Passenger ships and leisure crafts: Passenger ships show consistently low numbers in the Inmarsat GMDSS data, ranging from 8 distress calls in 2018 to 7 in 2020. Given the higher visibility of incidents involving publicfacing sectors of the industry such as passenger ships, these low numbers are likely in response to risk awareness and fear of negative publicity.
Car carriers: Inmarsat GMDSS data indicates that car carriers have a low number of distress calls, showing that although incidents of listing or capsizing may be memorable, there are few incidents reported overall.
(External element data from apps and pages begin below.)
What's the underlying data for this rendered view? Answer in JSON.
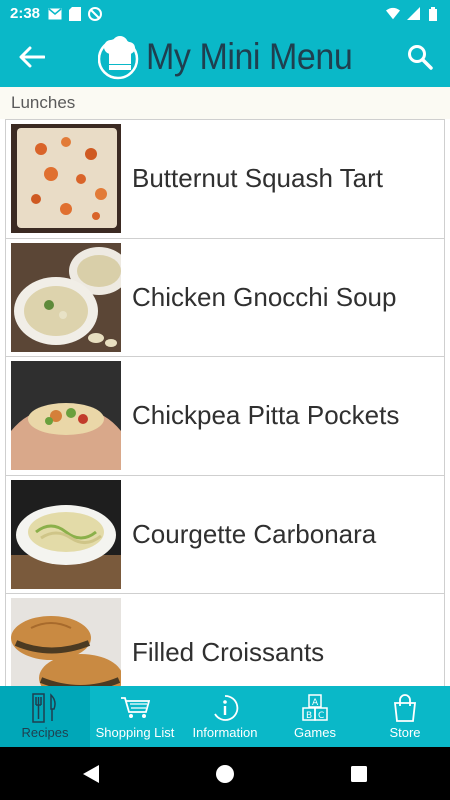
{
  "status_bar": {
    "time": "2:38",
    "left_icons": [
      "mail-icon",
      "sd-card-icon",
      "do-not-disturb-icon"
    ],
    "right_icons": [
      "wifi-icon",
      "signal-icon",
      "battery-icon"
    ]
  },
  "app_bar": {
    "title": "My Mini Menu",
    "back_icon": "arrow-back-icon",
    "search_icon": "search-icon",
    "colors": {
      "bar": "#0ab8c8",
      "title": "#1f3f4f"
    }
  },
  "section": {
    "title": "Lunches"
  },
  "recipes": [
    {
      "name": "Butternut Squash Tart",
      "thumb": "butternut-squash-tart-photo"
    },
    {
      "name": "Chicken Gnocchi Soup",
      "thumb": "chicken-gnocchi-soup-photo"
    },
    {
      "name": "Chickpea Pitta Pockets",
      "thumb": "chickpea-pitta-pockets-photo"
    },
    {
      "name": "Courgette Carbonara",
      "thumb": "courgette-carbonara-photo"
    },
    {
      "name": "Filled Croissants",
      "thumb": "filled-croissants-photo"
    }
  ],
  "bottom_nav": [
    {
      "label": "Recipes",
      "icon": "fork-knife-icon",
      "active": true
    },
    {
      "label": "Shopping List",
      "icon": "shopping-cart-icon",
      "active": false
    },
    {
      "label": "Information",
      "icon": "info-icon",
      "active": false
    },
    {
      "label": "Games",
      "icon": "abc-blocks-icon",
      "active": false
    },
    {
      "label": "Store",
      "icon": "shopping-bag-icon",
      "active": false
    }
  ],
  "system_nav": [
    "back-triangle-icon",
    "home-circle-icon",
    "recents-square-icon"
  ]
}
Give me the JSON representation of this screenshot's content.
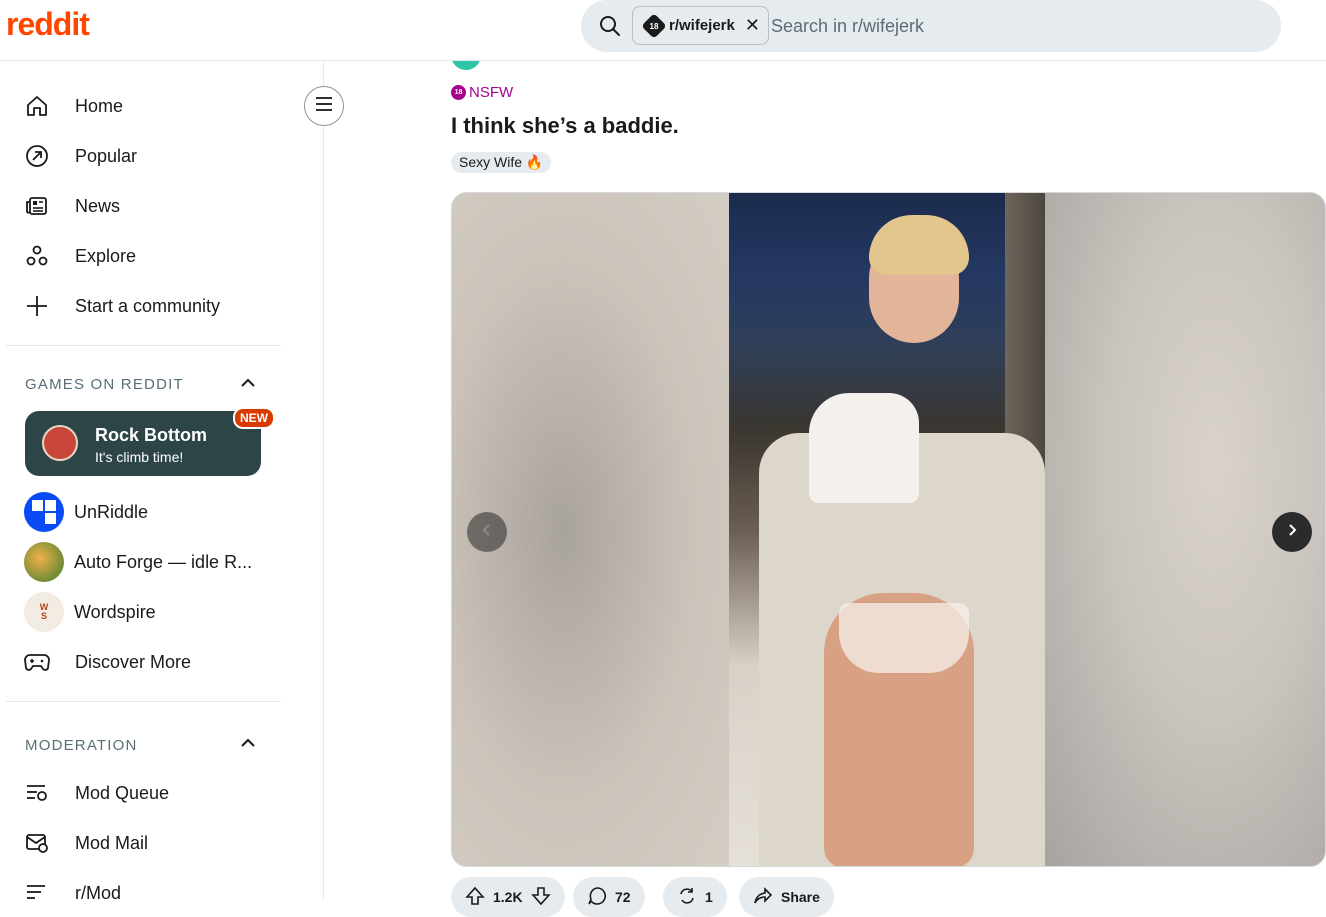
{
  "header": {
    "logo": "reddit",
    "search": {
      "chip_label": "r/wifejerk",
      "chip_badge": "18",
      "placeholder": "Search in r/wifejerk"
    }
  },
  "sidebar": {
    "nav": [
      {
        "label": "Home",
        "icon": "home-icon"
      },
      {
        "label": "Popular",
        "icon": "popular-icon"
      },
      {
        "label": "News",
        "icon": "news-icon"
      },
      {
        "label": "Explore",
        "icon": "explore-icon"
      },
      {
        "label": "Start a community",
        "icon": "plus-icon"
      }
    ],
    "games_section": {
      "title": "GAMES ON REDDIT",
      "featured": {
        "title": "Rock Bottom",
        "subtitle": "It's climb time!",
        "badge": "NEW"
      },
      "items": [
        {
          "label": "UnRiddle",
          "icon": "unriddle-icon",
          "color": "#0a4bf5"
        },
        {
          "label": "Auto Forge — idle R...",
          "icon": "auto-forge-icon",
          "color": "#e1863b"
        },
        {
          "label": "Wordspire",
          "icon": "wordspire-icon",
          "color": "#f3ece3"
        },
        {
          "label": "Discover More",
          "icon": "controller-icon"
        }
      ]
    },
    "moderation_section": {
      "title": "MODERATION",
      "items": [
        {
          "label": "Mod Queue",
          "icon": "mod-queue-icon"
        },
        {
          "label": "Mod Mail",
          "icon": "mod-mail-icon"
        },
        {
          "label": "r/Mod",
          "icon": "r-mod-icon"
        }
      ]
    }
  },
  "post": {
    "nsfw_badge": "18",
    "nsfw_label": "NSFW",
    "title": "I think she’s a baddie.",
    "flair": "Sexy Wife 🔥",
    "actions": {
      "upvotes": "1.2K",
      "comments": "72",
      "crossposts": "1",
      "share": "Share"
    }
  },
  "colors": {
    "brand": "#ff4500",
    "nsfw": "#a4028d",
    "game_card": "#2d4547",
    "new_badge": "#d93a00"
  }
}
There were only 6 calls reported in 2018, 9 in 2019, and 7 in 2020.
Extreme weather incidents
In 2019 there was an extended rise in distress alerts between August and November which is likely to have been caused by the large number of extreme weather events that took place that year. Notably, the Arabian Sea saw five tropical cyclones through 2019, while the Bay of Bengal saw three major tropical cyclones, largely within this period.
The extreme weather events noted here are just a small selection of those recorded around the globe in this period, and it is concerning that scientists have predicted that the frequency of such events is likely to increase. While some vessels may receive adequate warning that allows them to prepare, it is possible that in extreme weather conditions these preparations may or may not be adequate to the conditions at hand. The lessons learned from the total loss of the ro-ro El Faro in October 2015 must not be forgotten.
Morocco accounts for the highest number of distress calls, which can be attributed to the large number of fishing vessels on the Flag’s registry. Given the size of Panama’s fleet numbers, it follows that this flag would have the second highest number of recorded calls in Inmarsat’s GMDSS data. These range from 47 in 2018 (measured against a total flagged fleet of 8,247 vessels as per data from Lloyd’s List), 55 in 2019 (of a fleet of 9,367 vessels) and 57 in 2020 (of a fleet of 9,596 vessels).
While Liberia remains largely consistent – with distress calls numbering 20 in 2018 (of 3,667 vessels according to Lloyd’s List), 32 in 2019 (of 4,027 vessels), and 29 in 2020 (of 4,295) – it is of note that the distress alerts recoded for vessels flagged with the Marshall Islands see an abrupt rise in 2020.